easier, while improving your cash flow to boot.

AVOID MONTHLY FEES AND CHARGES

Some lenders charge a monthly service fee – further adding to your debt. Competition between lenders has increased and a number now waive administration fees, so refinancing your home loan with another provider can be a smart move to help cut your mortgage costs.

UNLOCKING EQUITY

As you pay off your mortgage you’ll accumulate equity in your home. As long as you are capable of meeting your loan
repayments, refinancing your mortgage can help you tap into the value that you’ve built up, using it for other purposes such as
purchasing an investment property.

Your life never stands still; and neither should your
mortgage.
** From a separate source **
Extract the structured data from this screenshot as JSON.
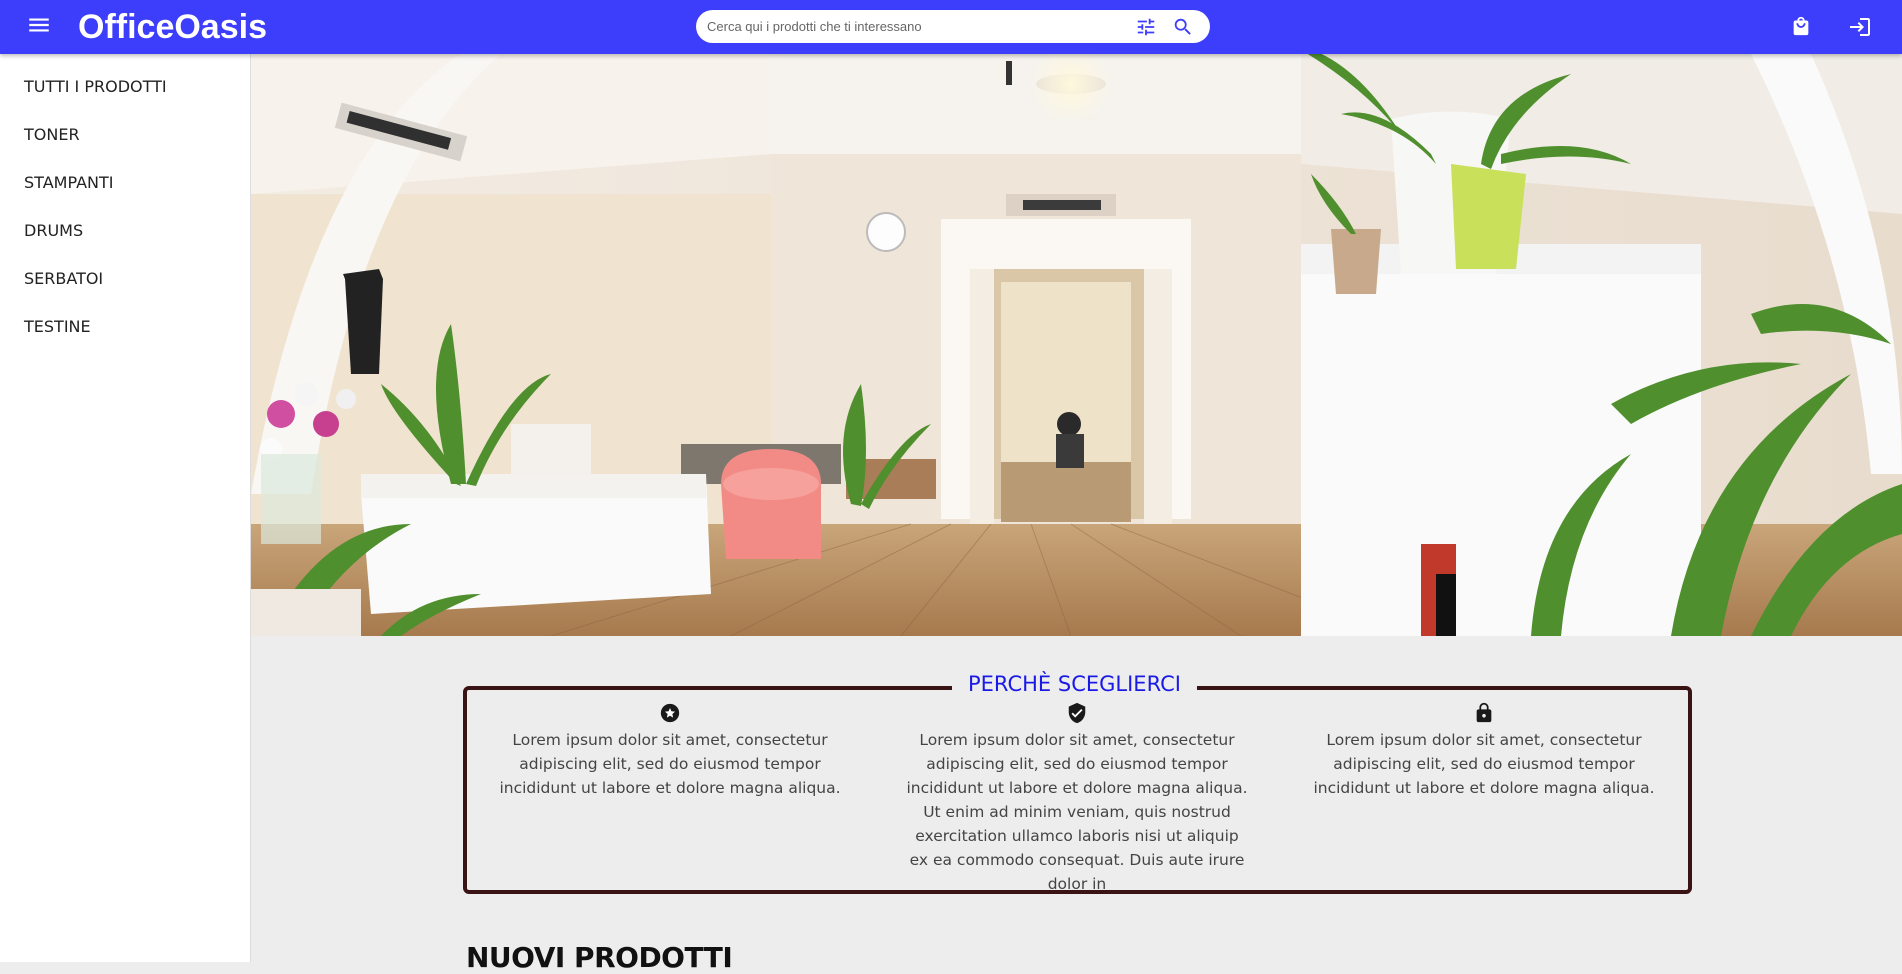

If change is afoot, it might be time to
search for a more suitable product

Posted in Interest Rates, Investors, Loans, Mortgage Broker Service | Tagged: , , , | Leave a Comment »

QUICK TIPS BEFORE YOU BUY

Posted by Tamara McDowell on February 5, 2010

When you buy a property you are agreeing to purchase it in the condition you find it at the time of your offer.  Unless it is brand new, then it is likely to have some wear and tear.  As a buyer, you must be aware of any faults at the start of this process because they are your responsibility after the purchase.

 However, if you require certain things to be mended by the owner before settlement, this can be written into the contract when your offer is made.  It is important therefore that homebuyers do a thorough check of the property before putting down an offer.

 The REIWA Offer and Acceptance Form  has a section for buyers to write in any special conditions to ensure the best outcome for them.  This might include things such as all the plumbing and wiring being in safe working order.  If a door, shower screen or window is broken, these are also things you can insist be fixed by the owner before you settle.

 Here are some of the more common things to inspect:

  • Learn how the hot water system works and whether it may need repair.  If it is a solar system ask about the booster switch and where it is located.
  • Check that the reticulation system operates, how it works and ask to see where the valves are located.
  • If there is air conditioning, check that it works properly and that its service record is up to date, where that might be required.
  • If there is a pool, check for any damage and become familiar with the pool cleaning equipment and filter.  Ensure that the property has the required legal pool fencing, given that the rules have changed for this recently.
  • Check that the plumbing and light switches work by operating all the taps and switches.
  • With power points, take a small desk lamp or hair dryer with you from room to room to ensure all the plugs are working.
  • Inspect all the water drainage outlets coming from the roof, ensure the guttering is sound and find out where the soak wells are located.
  • If the property is still on septic tanks and sewerage, check to location of the tanks.
  • Ask about the location of the sewerage outlet pipes and where the main connection is located.

 You can require that the owner fixes any faults prior to settlement as a condition of your offer.  If any items are not working or fixed at settlement and the owner had agreed to this in writing to this, then money can be allocated from the seller’s settlement proceeds to you for any necessary repairs.

Posted in First Home Owners, Investors, New Home Tips | Tagged: | Leave a Comment »